Celebrity influencers are also finding the trend highly lucrative, as they can earn large commissions on sales to their audiences, which can number in the millions.

As a result of the boom, online search giant and artificial intelligence company Baidu has announced it will invest a further $70.5 million to grow its livestreaming offering and has plans to cultivate 1,000 star content creators, following a surge in online users during the COVID-19 lockdown.

Baidu executive vice-president Shen Dou said the company’s apps and platforms had seen an average of one billion daily visits at the peak of the virus pandemic in China. And Baidu believes it has a big advantage in the sector: “Data gleaned from our search engine gives us a clearer understanding of the types of livestreaming content users want,” Shen said.

Other major players will be eager to leverage big spikes in users over the lockdown period. At the end of January, during Chinese New Year, users of Douyin, the country’s version of TikTok, spent an average of 99 minutes on the app each day. That compares to 67 minutes over the festival period the year before, a QuestMobile report in February said.

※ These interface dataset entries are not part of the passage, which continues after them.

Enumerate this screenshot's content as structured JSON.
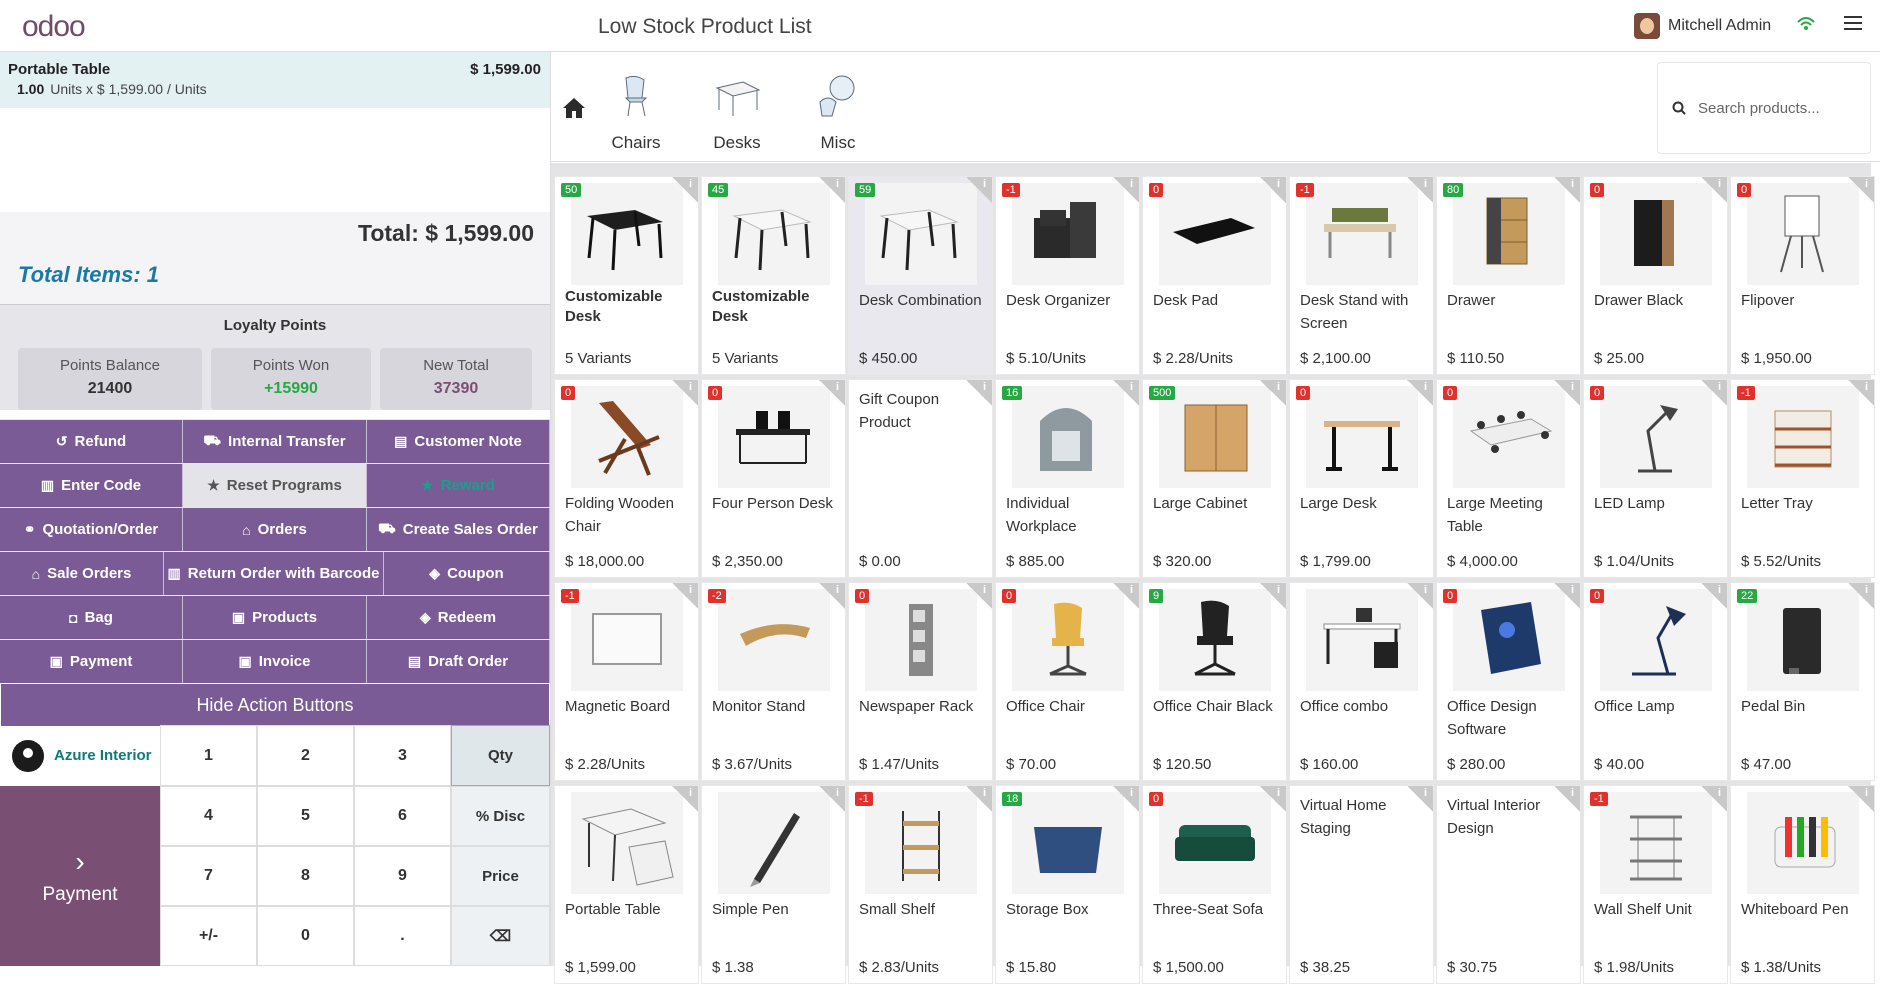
{
  "header": {
    "logo": "odoo",
    "title": "Low Stock Product List",
    "user": "Mitchell Admin"
  },
  "order": {
    "line": {
      "name": "Portable Table",
      "price": "$ 1,599.00",
      "qty": "1.00",
      "detail": "Units x $ 1,599.00 / Units"
    },
    "total": "Total: $ 1,599.00",
    "total_items": "Total Items: 1"
  },
  "loyalty": {
    "title": "Loyalty Points",
    "balance_label": "Points Balance",
    "balance": "21400",
    "won_label": "Points Won",
    "won": "+15990",
    "new_label": "New Total",
    "new_total": "37390"
  },
  "actions": [
    [
      {
        "label": "Refund",
        "icon": "↺"
      },
      {
        "label": "Internal Transfer",
        "icon": "⛟"
      },
      {
        "label": "Customer Note",
        "icon": "▤"
      }
    ],
    [
      {
        "label": "Enter Code",
        "icon": "▥"
      },
      {
        "label": "Reset Programs",
        "icon": "★",
        "style": "light"
      },
      {
        "label": "Reward",
        "icon": "★",
        "style": "green"
      }
    ],
    [
      {
        "label": "Quotation/Order",
        "icon": "⚭"
      },
      {
        "label": "Orders",
        "icon": "⌂"
      },
      {
        "label": "Create Sales Order",
        "icon": "⛟"
      }
    ],
    [
      {
        "label": "Sale Orders",
        "icon": "⌂"
      },
      {
        "label": "Return Order with Barcode",
        "icon": "▥"
      },
      {
        "label": "Coupon",
        "icon": "◈"
      }
    ],
    [
      {
        "label": "Bag",
        "icon": "◘"
      },
      {
        "label": "Products",
        "icon": "▣"
      },
      {
        "label": "Redeem",
        "icon": "◈"
      }
    ],
    [
      {
        "label": "Payment",
        "icon": "▣"
      },
      {
        "label": "Invoice",
        "icon": "▣"
      },
      {
        "label": "Draft Order",
        "icon": "▤"
      }
    ]
  ],
  "hide_actions_label": "Hide Action Buttons",
  "customer": "Azure Interior",
  "payment_label": "Payment",
  "numpad": [
    "1",
    "2",
    "3",
    "Qty",
    "4",
    "5",
    "6",
    "% Disc",
    "7",
    "8",
    "9",
    "Price",
    "+/-",
    "0",
    ".",
    "⌫"
  ],
  "categories": [
    {
      "label": "Chairs"
    },
    {
      "label": "Desks"
    },
    {
      "label": "Misc"
    }
  ],
  "search": {
    "placeholder": "Search products..."
  },
  "products": [
    {
      "name": "Customizable Desk",
      "price": "5 Variants",
      "badge": "50",
      "bc": "g",
      "bold": true,
      "shape": "desk-black"
    },
    {
      "name": "Customizable Desk",
      "price": "5 Variants",
      "badge": "45",
      "bc": "g",
      "bold": true,
      "shape": "desk-white"
    },
    {
      "name": "Desk Combination",
      "price": "$ 450.00",
      "badge": "59",
      "bc": "g",
      "sel": true,
      "shape": "desk-white"
    },
    {
      "name": "Desk Organizer",
      "price": "$ 5.10/Units",
      "badge": "-1",
      "bc": "r",
      "shape": "organizer"
    },
    {
      "name": "Desk Pad",
      "price": "$ 2.28/Units",
      "badge": "0",
      "bc": "r",
      "shape": "pad"
    },
    {
      "name": "Desk Stand with Screen",
      "price": "$ 2,100.00",
      "badge": "-1",
      "bc": "r",
      "shape": "stand"
    },
    {
      "name": "Drawer",
      "price": "$ 110.50",
      "badge": "80",
      "bc": "g",
      "shape": "drawer"
    },
    {
      "name": "Drawer Black",
      "price": "$ 25.00",
      "badge": "0",
      "bc": "r",
      "shape": "drawer-black"
    },
    {
      "name": "Flipover",
      "price": "$ 1,950.00",
      "badge": "0",
      "bc": "r",
      "shape": "flip"
    },
    {
      "name": "Folding Wooden Chair",
      "price": "$ 18,000.00",
      "badge": "0",
      "bc": "r",
      "shape": "chair-wood"
    },
    {
      "name": "Four Person Desk",
      "price": "$ 2,350.00",
      "badge": "0",
      "bc": "r",
      "shape": "desk-four"
    },
    {
      "name": "Gift Coupon Product",
      "price": "$ 0.00",
      "badge": "",
      "nosrc": true
    },
    {
      "name": "Individual Workplace",
      "price": "$ 885.00",
      "badge": "16",
      "bc": "g",
      "shape": "pod"
    },
    {
      "name": "Large Cabinet",
      "price": "$ 320.00",
      "badge": "500",
      "bc": "g",
      "shape": "cabinet"
    },
    {
      "name": "Large Desk",
      "price": "$ 1,799.00",
      "badge": "0",
      "bc": "r",
      "shape": "large-desk"
    },
    {
      "name": "Large Meeting Table",
      "price": "$ 4,000.00",
      "badge": "0",
      "bc": "r",
      "shape": "meeting"
    },
    {
      "name": "LED Lamp",
      "price": "$ 1.04/Units",
      "badge": "0",
      "bc": "r",
      "shape": "lamp"
    },
    {
      "name": "Letter Tray",
      "price": "$ 5.52/Units",
      "badge": "-1",
      "bc": "r",
      "shape": "tray"
    },
    {
      "name": "Magnetic Board",
      "price": "$ 2.28/Units",
      "badge": "-1",
      "bc": "r",
      "shape": "board"
    },
    {
      "name": "Monitor Stand",
      "price": "$ 3.67/Units",
      "badge": "-2",
      "bc": "r",
      "shape": "monitor-stand"
    },
    {
      "name": "Newspaper Rack",
      "price": "$ 1.47/Units",
      "badge": "0",
      "bc": "r",
      "shape": "rack"
    },
    {
      "name": "Office Chair",
      "price": "$ 70.00",
      "badge": "0",
      "bc": "r",
      "shape": "office-chair"
    },
    {
      "name": "Office Chair Black",
      "price": "$ 120.50",
      "badge": "9",
      "bc": "g",
      "shape": "office-chair-black"
    },
    {
      "name": "Office combo",
      "price": "$ 160.00",
      "badge": "",
      "shape": "combo"
    },
    {
      "name": "Office Design Software",
      "price": "$ 280.00",
      "badge": "0",
      "bc": "r",
      "shape": "software"
    },
    {
      "name": "Office Lamp",
      "price": "$ 40.00",
      "badge": "0",
      "bc": "r",
      "shape": "office-lamp"
    },
    {
      "name": "Pedal Bin",
      "price": "$ 47.00",
      "badge": "22",
      "bc": "g",
      "shape": "bin"
    },
    {
      "name": "Portable Table",
      "price": "$ 1,599.00",
      "badge": "",
      "shape": "portable"
    },
    {
      "name": "Simple Pen",
      "price": "$ 1.38",
      "badge": "",
      "shape": "pen"
    },
    {
      "name": "Small Shelf",
      "price": "$ 2.83/Units",
      "badge": "-1",
      "bc": "r",
      "shape": "shelf"
    },
    {
      "name": "Storage Box",
      "price": "$ 15.80",
      "badge": "18",
      "bc": "g",
      "shape": "box"
    },
    {
      "name": "Three-Seat Sofa",
      "price": "$ 1,500.00",
      "badge": "0",
      "bc": "r",
      "shape": "sofa"
    },
    {
      "name": "Virtual Home Staging",
      "price": "$ 38.25",
      "badge": "",
      "nosrc": true
    },
    {
      "name": "Virtual Interior Design",
      "price": "$ 30.75",
      "badge": "",
      "nosrc": true
    },
    {
      "name": "Wall Shelf Unit",
      "price": "$ 1.98/Units",
      "badge": "-1",
      "bc": "r",
      "shape": "wall-shelf"
    },
    {
      "name": "Whiteboard Pen",
      "price": "$ 1.38/Units",
      "badge": "",
      "shape": "markers"
    }
  ]
}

Earlier this year, a WARC Trend Snapshot on the potential of livestream commerce concluded that influencers in Western markets may well become more enthusiastic about hosting livestreaming events in coming months as many may find the appearances at brand events they rely on may not be possible due to cancellations because of the pandemic.

Sourced from South China Morning Post; additional content by WARC staff